This year marks the 65th anniversary of diplomatic relations between China and Poland. Recent years have seen the two countries deepen their economic ties, especially since their signing of a strategic partnership agreement in 2011.

Now Bank of China and Industrial and Commercial Bank of China have opened branches in Poland. Several Chinese companies are also taking part in Poland's privatization push and local infrastructure projects. However, bilateral cooperation is "not as fast as it could go," Dziekonski noted.

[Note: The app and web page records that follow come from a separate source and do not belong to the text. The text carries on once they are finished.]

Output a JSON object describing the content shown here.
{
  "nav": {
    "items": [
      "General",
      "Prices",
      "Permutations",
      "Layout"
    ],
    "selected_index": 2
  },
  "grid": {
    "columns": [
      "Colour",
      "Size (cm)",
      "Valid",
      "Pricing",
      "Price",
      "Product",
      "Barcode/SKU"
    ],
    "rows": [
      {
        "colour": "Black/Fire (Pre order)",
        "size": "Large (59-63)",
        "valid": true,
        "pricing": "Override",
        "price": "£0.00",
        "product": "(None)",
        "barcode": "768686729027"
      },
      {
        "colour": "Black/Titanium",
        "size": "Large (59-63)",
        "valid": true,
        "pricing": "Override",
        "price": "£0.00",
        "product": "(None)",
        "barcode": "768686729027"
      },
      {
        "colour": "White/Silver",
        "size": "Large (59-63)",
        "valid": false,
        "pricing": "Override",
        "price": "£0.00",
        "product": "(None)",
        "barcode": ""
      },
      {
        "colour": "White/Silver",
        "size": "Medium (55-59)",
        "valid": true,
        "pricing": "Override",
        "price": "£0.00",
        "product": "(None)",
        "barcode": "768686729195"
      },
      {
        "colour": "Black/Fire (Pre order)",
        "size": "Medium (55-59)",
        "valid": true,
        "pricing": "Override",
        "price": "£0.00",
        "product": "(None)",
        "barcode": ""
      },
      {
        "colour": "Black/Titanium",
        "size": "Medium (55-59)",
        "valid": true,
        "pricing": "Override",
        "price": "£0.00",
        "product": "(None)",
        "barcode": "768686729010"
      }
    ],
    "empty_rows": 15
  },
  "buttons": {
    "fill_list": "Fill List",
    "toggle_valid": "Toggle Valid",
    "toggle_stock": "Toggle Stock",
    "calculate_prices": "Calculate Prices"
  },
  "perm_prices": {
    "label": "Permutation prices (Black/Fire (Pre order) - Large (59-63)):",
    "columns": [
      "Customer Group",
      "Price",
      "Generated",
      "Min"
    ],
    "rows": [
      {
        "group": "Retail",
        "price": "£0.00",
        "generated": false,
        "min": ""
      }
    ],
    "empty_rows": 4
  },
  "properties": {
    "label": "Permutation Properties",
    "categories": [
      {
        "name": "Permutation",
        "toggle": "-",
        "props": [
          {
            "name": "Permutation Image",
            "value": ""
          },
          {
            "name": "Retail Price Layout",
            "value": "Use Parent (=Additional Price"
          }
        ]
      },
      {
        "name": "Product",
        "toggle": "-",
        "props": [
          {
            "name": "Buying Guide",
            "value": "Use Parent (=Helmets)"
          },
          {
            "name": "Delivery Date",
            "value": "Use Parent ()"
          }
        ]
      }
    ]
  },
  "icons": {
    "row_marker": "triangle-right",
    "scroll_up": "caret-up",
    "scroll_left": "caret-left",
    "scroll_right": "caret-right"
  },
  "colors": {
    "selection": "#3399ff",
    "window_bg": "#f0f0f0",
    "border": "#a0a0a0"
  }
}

During a meeting with Polish Prime Minister Donald Tusk in a summit between China and Central and Eastern European countries in Bucharest in November, Chinese Premier Li Keqiang said his country is willing to invest in Polish railway construction and is considering increasing imports of brand-name products from Poland.

There are benefits for both sides to increase cooperation, as China is striving to make its economy more market-oriented while at the same time Poland is trying to attract more foreign investment.

The resilience of the Polish people is evident from their ability to thrive during periods of historic change. The current administration, said Dziekonski, is being challenged to maintain economic growth, lower unemployment, defeat a budget deficit, bolster national competitiveness and promote innovation. From what the country has achieved over the past two decades, one can be confident that Poland will find ways to keep growing over the years ahead.

The author is an editor with the Global Times. bizopinion@globaltimes.com.cn

Posted in: Comments

blog comments powered by Disqus